NO ACT OF KINDNESS, NO MATTER HOW SMALL, IS EVER WASTED.
One of the first books I can remember having read to me as a very small child was "The Water Babies" by Charles Kingsley, a very old copy with beautiful colour plate illustrations, belonging to my dad. Mrs Doasyouwouldbedoneby was one of the characters - the only one who has stuck in my mind ever since.
To me, kindness is one of the most important values. I think the old philosophy of "do as you would be done by" still has some mileage in it yet…
I'm not talking about having to join a special "Random Acts of Kindness"/ R.A.K. group, or tell everyone how kind you've been. Although those things will certainly appeal to some. I am talking about those little kindnesses that are sprinkled into our days, by ourselves and others. Most of them are not grand gestures, but simple consideration of our fellow creatures, whether human or not! I love doing these small acts of kindness and I certainly love being on the receiving end too. Much like anything in life, there's plenty of room for improvement, at least on my part! But I think making a small start and having a go are the best way to begin, at least that's my philosophy anyway.
As a small child I remember being taught the importance of always saying please and thank you. This was not in any way seen as an act of kindness, but just plain old-fashioned manners. A bit later on, my brother and I were taught to hold the door open for others. When I was a teenager walking to school it used to be my daily personal challenge to see how many people walking in the opposite direction I could get to smile in response to my friendly grin! I still like to hand out free smiles at every opportunity :-) Just recently I have found the website Kind Over Matter, and that has lots of inspiration on how to include more kindness in your day, plus loads of freebies that you can print, like this free "Love Letter to the World".
After watching an episode of the BBC documentary "Child of Our Time" a couple of years ago, I did the "Values Test" on Sonny Jim. He was 8 years old, the same as the children in the documentary who did the same test. I gave him scraps of paper with the words RICH, FAMOUS, HANDSOME, CLEVER, KIND and HEALTHY written on them. His task was to discard these words one by one, least important discarded first. The prompt went something along the lines of "Which one of these is the LEAST important to you?" That value was discarded, then one more, and another one, repeatedly until there was only one word left. From this, the theory is that you get an idea of the child's values. These were Sonny Jim's results, from most important down to least important:

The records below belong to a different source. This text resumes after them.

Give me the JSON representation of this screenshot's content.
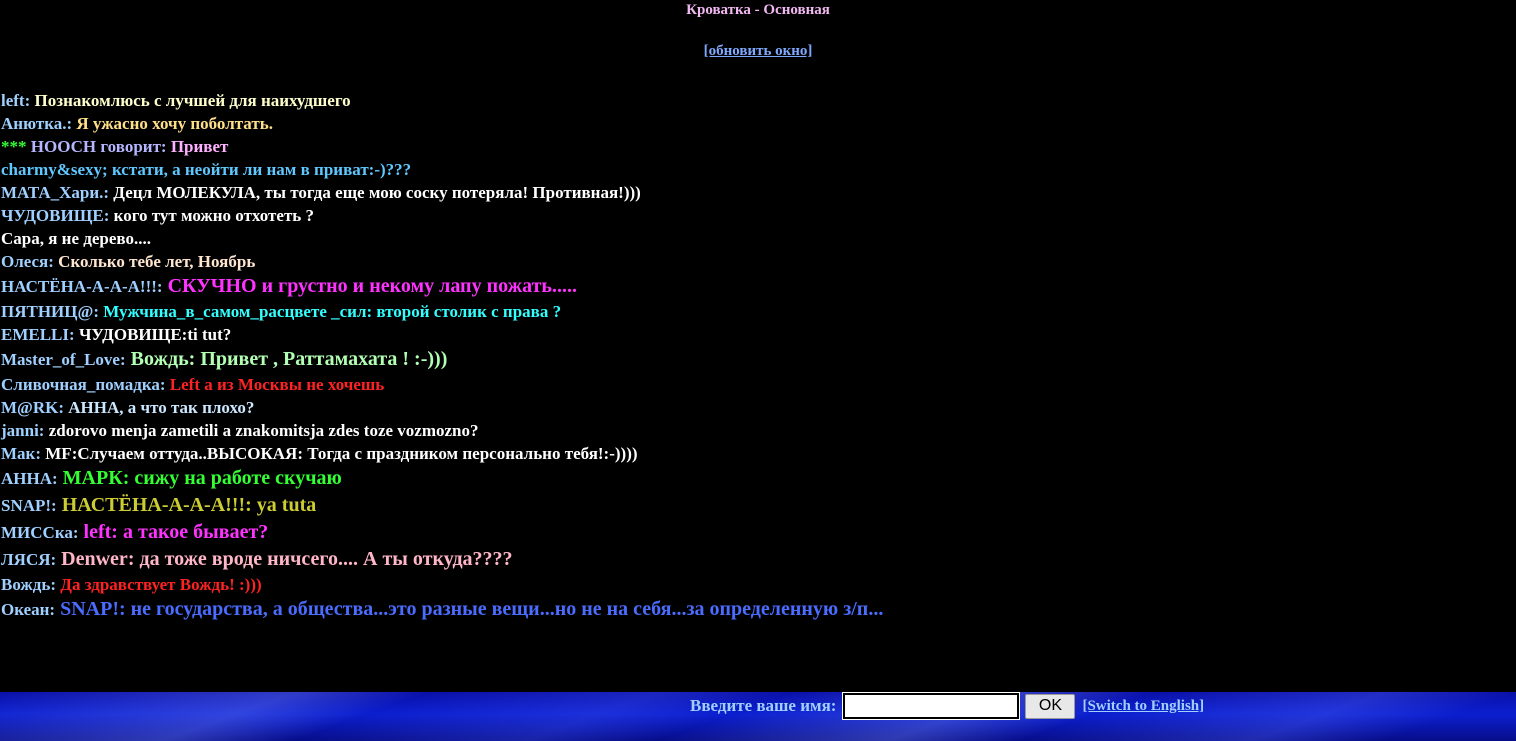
{
  "header": {
    "title": "Кроватка - Основная",
    "refresh_label": "[обновить окно]"
  },
  "messages": [
    {
      "nick": "left:",
      "text": "Познакомлюсь с лучшей для наихудшего",
      "nick_color": "#9fd0ff",
      "text_color": "#ffffcc",
      "size": "sm"
    },
    {
      "nick": "Анютка.:",
      "text": "Я ужасно хочу поболтать.",
      "nick_color": "#9fd0ff",
      "text_color": "#ffe08a",
      "size": "sm"
    },
    {
      "nick": "*** НООСН говорит:",
      "text": "Привет",
      "nick_color": "#b6b6ff",
      "text_color": "#ffb0ff",
      "prefix": "***",
      "prefix_color": "#33ff33",
      "size": "sm"
    },
    {
      "nick": "",
      "text": "charmy&sexy; кстати, а неойти ли нам в приват:-)???",
      "nick_color": "#9fd0ff",
      "text_color": "#5ec8ff",
      "size": "sm"
    },
    {
      "nick": "МАТА_Хари.:",
      "text": "Децл МОЛЕКУЛА, ты тогда еще мою соску потеряла! Противная!)))",
      "nick_color": "#9fd0ff",
      "text_color": "#ffffff",
      "size": "sm"
    },
    {
      "nick": "ЧУДОВИЩЕ:",
      "text": "кого тут можно отхотеть ?",
      "nick_color": "#9fd0ff",
      "text_color": "#ffffff",
      "size": "sm"
    },
    {
      "nick": "",
      "text": "Сара, я не дерево....",
      "nick_color": "#9fd0ff",
      "text_color": "#ffffff",
      "size": "sm"
    },
    {
      "nick": "Олеся:",
      "text": "Сколько тебе лет, Ноябрь",
      "nick_color": "#9fd0ff",
      "text_color": "#ffe6d0",
      "size": "sm"
    },
    {
      "nick": "НАСТЁНА-А-А-А!!!:",
      "text": "СКУЧНО и грустно и некому лапу пожать.....",
      "nick_color": "#9fd0ff",
      "text_color": "#ff33ff",
      "size": "big"
    },
    {
      "nick": "ПЯТНИЦ@:",
      "text": "Мужчина_в_самом_расцвете _сил: второй столик с права ?",
      "nick_color": "#9fd0ff",
      "text_color": "#33ffff",
      "size": "sm"
    },
    {
      "nick": "EMELLI:",
      "text": "ЧУДОВИЩЕ:ti tut?",
      "nick_color": "#9fd0ff",
      "text_color": "#ffffff",
      "size": "sm"
    },
    {
      "nick": "Master_of_Love:",
      "text": "Вождь: Привет , Раттамахата ! :-)))",
      "nick_color": "#9fd0ff",
      "text_color": "#b3ffb3",
      "size": "big"
    },
    {
      "nick": "Сливочная_помадка:",
      "text": "Left а из Москвы не хочешь",
      "nick_color": "#9fd0ff",
      "text_color": "#ff2222",
      "size": "sm"
    },
    {
      "nick": "M@RK:",
      "text": "АННА, а что так плохо?",
      "nick_color": "#9fd0ff",
      "text_color": "#cce8ff",
      "size": "sm"
    },
    {
      "nick": "janni:",
      "text": "zdorovo menja zametili a znakomitsja zdes toze vozmozno?",
      "nick_color": "#9fd0ff",
      "text_color": "#ffffff",
      "size": "sm"
    },
    {
      "nick": "Мак:",
      "text": "MF:Случаем оттуда..ВЫСОКАЯ: Тогда с праздником персонально тебя!:-))))",
      "nick_color": "#9fd0ff",
      "text_color": "#ffffff",
      "size": "sm"
    },
    {
      "nick": "АННА:",
      "text": "МАРК: сижу на работе скучаю",
      "nick_color": "#9fd0ff",
      "text_color": "#33ff33",
      "size": "big"
    },
    {
      "nick": "SNAP!:",
      "text": "НАСТЁНА-А-А-А!!!: ya tuta",
      "nick_color": "#9fd0ff",
      "text_color": "#cccc33",
      "size": "big"
    },
    {
      "nick": "МИССка:",
      "text": "left: а такое бывает?",
      "nick_color": "#9fd0ff",
      "text_color": "#ff33ff",
      "size": "big"
    },
    {
      "nick": "ЛЯСЯ:",
      "text": "Denwer: да тоже вроде ничсего.... А ты откуда????",
      "nick_color": "#9fd0ff",
      "text_color": "#ffb6c8",
      "size": "big"
    },
    {
      "nick": "Вождь:",
      "text": "Да здравствует Вождь! :)))",
      "nick_color": "#9fd0ff",
      "text_color": "#ff2222",
      "size": "sm"
    },
    {
      "nick": "Океан:",
      "text": "SNAP!: не государства, а общества...это разные вещи...но не на себя...за определенную з/п...",
      "nick_color": "#9fd0ff",
      "text_color": "#4a6cff",
      "size": "big"
    }
  ],
  "login": {
    "label": "Введите ваше имя:",
    "input_value": "",
    "ok_label": "OK",
    "switch_label": "[Switch to English]"
  }
}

I was so proud of him that he valued kindness the most. Especially in the context that on the "Child of Our Time" tv programme all the boys except one put most importance on being rich and famous! But being rich and famous are literally the least of Sonny Jim's priorities! Interestingly, the girls in general tended to value kindness higher than the boys did. The one boy who valued kindness as the most important value on the tv show had a "stay at home dad" whilst his mum went out to work. Dr Robert Winston (the show's presenter) postulated that this difference was likely due to this boy not having been exposed to the usual gender stereotypes. Very interesting, consider that Sonny Jim has also avoided gender stereotyping at home, and also valued kindness most highly.
The same year he did the "Values Test", 2009, Sonny Jim did a school activity where the children were studying Martin Luther King and had to use their own ideas to complete the sentence "I had a dream. . ." This is his response:

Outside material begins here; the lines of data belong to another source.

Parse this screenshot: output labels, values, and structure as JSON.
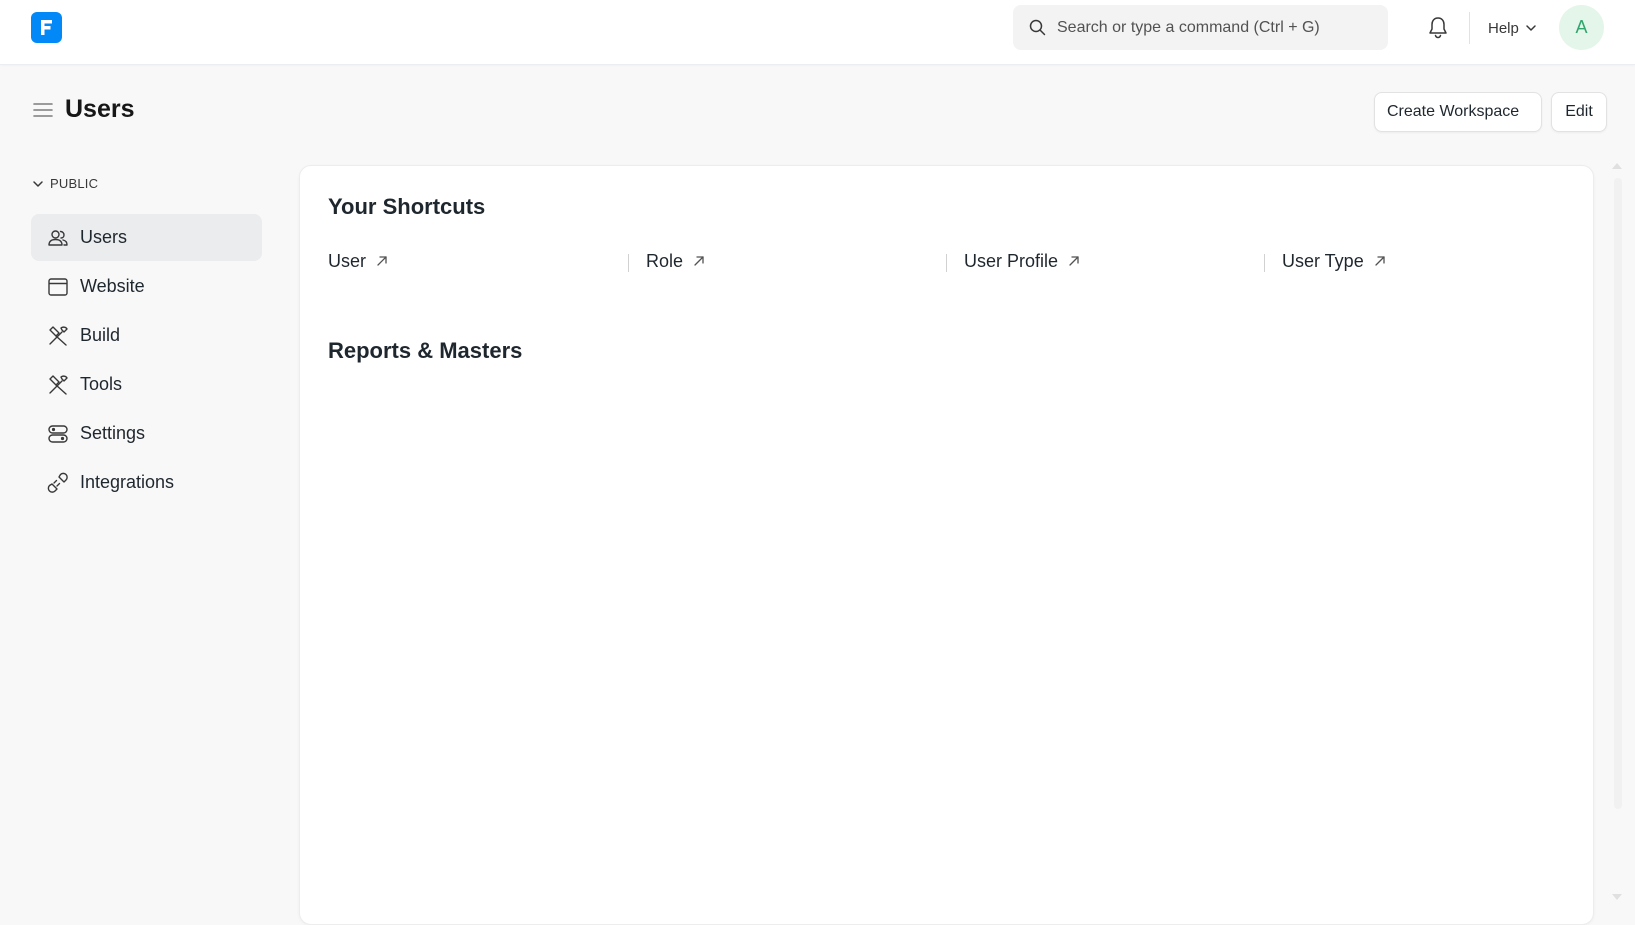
{
  "navbar": {
    "logo_letter": "F",
    "search": {
      "placeholder": "Search or type a command (Ctrl + G)",
      "value": ""
    },
    "help_label": "Help",
    "avatar_initial": "A"
  },
  "page": {
    "title": "Users",
    "create_workspace_label": "Create Workspace",
    "edit_label": "Edit"
  },
  "sidebar": {
    "section_label": "PUBLIC",
    "items": [
      {
        "label": "Users",
        "icon": "users-icon",
        "active": true
      },
      {
        "label": "Website",
        "icon": "website-icon",
        "active": false
      },
      {
        "label": "Build",
        "icon": "build-icon",
        "active": false
      },
      {
        "label": "Tools",
        "icon": "tools-icon",
        "active": false
      },
      {
        "label": "Settings",
        "icon": "settings-icon",
        "active": false
      },
      {
        "label": "Integrations",
        "icon": "integrations-icon",
        "active": false
      }
    ]
  },
  "main": {
    "shortcuts_heading": "Your Shortcuts",
    "shortcuts": [
      {
        "label": "User"
      },
      {
        "label": "Role"
      },
      {
        "label": "User Profile"
      },
      {
        "label": "User Type"
      }
    ],
    "reports_heading": "Reports & Masters"
  },
  "colors": {
    "brand": "#0289f7",
    "active_item_bg": "#ebecee",
    "avatar_bg": "#e4f5e9",
    "avatar_text": "#30a66d"
  }
}
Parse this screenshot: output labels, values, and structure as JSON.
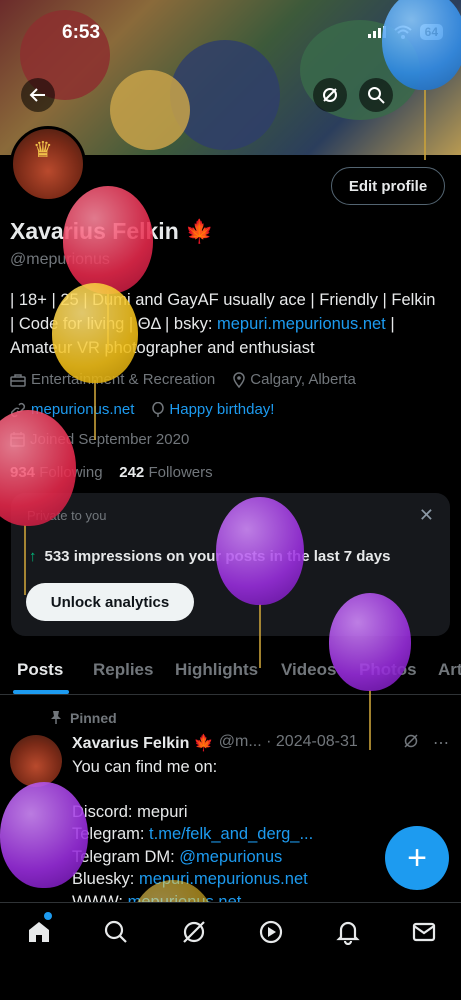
{
  "status_bar": {
    "time": "6:53",
    "battery": "64"
  },
  "profile": {
    "edit_label": "Edit profile",
    "name": "Xavarius Felkin 🍁",
    "handle": "@mepurionus",
    "bio_line1": "| 18+ | 25 | Dumi and GayAF usually ace | Friendly | Felkin",
    "bio_line2_a": "| Code for living | ΘΔ | bsky: ",
    "bio_link": "mepuri.mepurionus.net",
    "bio_line2_b": " |",
    "bio_line3": "Amateur VR photographer and enthusiast",
    "category": "Entertainment & Recreation",
    "location": "Calgary, Alberta",
    "website": "mepurionus.net",
    "birthday": "Happy birthday!",
    "joined": "Joined September 2020",
    "following_count": "934",
    "following_label": "Following",
    "followers_count": "242",
    "followers_label": "Followers"
  },
  "analytics_card": {
    "private_label": "Private to you",
    "impressions_text": "533 impressions on your posts in the last 7 days",
    "unlock_label": "Unlock analytics"
  },
  "tabs": [
    "Posts",
    "Replies",
    "Highlights",
    "Videos",
    "Photos",
    "Art"
  ],
  "pinned_post": {
    "pinned_label": "Pinned",
    "author": "Xavarius Felkin 🍁",
    "meta": "@m... · 2024-08-31",
    "line1": "You can find me on:",
    "line2": "Discord: mepuri",
    "telegram_label": "Telegram: ",
    "telegram_link": "t.me/felk_and_derg_...",
    "telegram_dm_label": "Telegram DM: ",
    "telegram_dm_link": "@mepurionus",
    "bluesky_label": "Bluesky: ",
    "bluesky_link": "mepuri.mepurionus.net",
    "www_label": "WWW: ",
    "www_link": "mepurionus.net"
  },
  "colors": {
    "accent": "#1d9bf0",
    "background": "#000000",
    "muted": "#71767b"
  },
  "icons": [
    "back-icon",
    "grok-icon",
    "search-icon",
    "home-icon",
    "explore-icon",
    "grok-nav-icon",
    "video-icon",
    "notifications-icon",
    "messages-icon",
    "compose-icon"
  ]
}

|"It was a wonderful dream. . . I dreamt that everybody was kind to everybody."|
Hopefully as Sonny Jim grows up he will continue to place a high value on kindness, as we all do in our little family. . .
Well said, that boy!
"He's an astounding man."
I'll finish with a quote from the Dalai Lama. I read it out to Sonny Jim a few days ago and his response?
"He's an astounding man."
"My religion is simple. My religion is kindness."
The Dalai Lama
The Dalai Lama